WORK TO BE COMPLETED: Gather all lines with "kind" from the records.

++++ EXTRACTED INFORMATION ++++

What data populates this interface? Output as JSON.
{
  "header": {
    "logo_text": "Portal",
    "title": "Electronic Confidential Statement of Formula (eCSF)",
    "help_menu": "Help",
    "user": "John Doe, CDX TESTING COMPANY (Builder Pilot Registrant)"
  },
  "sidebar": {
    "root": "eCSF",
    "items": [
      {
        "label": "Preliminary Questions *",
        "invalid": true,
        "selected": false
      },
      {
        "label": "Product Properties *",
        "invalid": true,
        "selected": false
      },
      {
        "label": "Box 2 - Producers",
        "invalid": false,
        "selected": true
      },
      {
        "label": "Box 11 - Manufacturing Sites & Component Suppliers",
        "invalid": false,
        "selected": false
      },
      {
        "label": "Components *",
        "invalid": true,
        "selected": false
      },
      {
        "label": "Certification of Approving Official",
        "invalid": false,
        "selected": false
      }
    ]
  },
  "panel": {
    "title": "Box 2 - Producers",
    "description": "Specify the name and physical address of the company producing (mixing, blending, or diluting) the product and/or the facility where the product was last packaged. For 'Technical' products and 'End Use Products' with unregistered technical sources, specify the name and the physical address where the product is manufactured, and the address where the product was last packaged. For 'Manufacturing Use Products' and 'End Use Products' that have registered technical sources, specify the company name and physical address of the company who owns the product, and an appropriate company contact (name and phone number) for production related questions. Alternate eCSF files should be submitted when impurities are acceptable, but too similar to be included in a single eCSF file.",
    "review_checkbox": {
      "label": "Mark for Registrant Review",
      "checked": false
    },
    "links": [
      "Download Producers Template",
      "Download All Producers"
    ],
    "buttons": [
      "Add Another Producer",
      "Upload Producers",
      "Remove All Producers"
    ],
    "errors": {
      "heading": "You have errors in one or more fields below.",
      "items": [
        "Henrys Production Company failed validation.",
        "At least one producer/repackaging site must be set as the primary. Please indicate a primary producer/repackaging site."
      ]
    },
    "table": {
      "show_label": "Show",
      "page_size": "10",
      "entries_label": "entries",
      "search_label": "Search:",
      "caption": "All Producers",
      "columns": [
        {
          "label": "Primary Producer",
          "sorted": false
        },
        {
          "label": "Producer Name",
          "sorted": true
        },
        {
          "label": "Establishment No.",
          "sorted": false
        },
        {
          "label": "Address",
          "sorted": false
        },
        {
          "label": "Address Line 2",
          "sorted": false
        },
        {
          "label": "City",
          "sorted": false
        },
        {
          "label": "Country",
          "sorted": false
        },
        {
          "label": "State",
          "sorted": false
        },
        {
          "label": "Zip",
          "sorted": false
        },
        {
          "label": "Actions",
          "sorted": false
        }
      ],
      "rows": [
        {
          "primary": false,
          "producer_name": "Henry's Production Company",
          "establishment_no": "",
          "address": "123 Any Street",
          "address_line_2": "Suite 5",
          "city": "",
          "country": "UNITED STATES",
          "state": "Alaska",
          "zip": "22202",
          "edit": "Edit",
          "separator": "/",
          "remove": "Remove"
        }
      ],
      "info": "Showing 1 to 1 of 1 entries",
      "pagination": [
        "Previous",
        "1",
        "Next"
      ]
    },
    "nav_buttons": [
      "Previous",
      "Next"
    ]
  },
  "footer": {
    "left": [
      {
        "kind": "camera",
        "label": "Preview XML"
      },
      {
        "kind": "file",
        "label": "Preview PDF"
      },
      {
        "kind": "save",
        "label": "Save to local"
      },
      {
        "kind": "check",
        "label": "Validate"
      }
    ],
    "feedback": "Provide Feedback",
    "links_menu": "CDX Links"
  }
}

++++

EXERCISE ANSWER:
        "kind": "camera",
        "kind": "file",
        "kind": "save",
        "kind": "check",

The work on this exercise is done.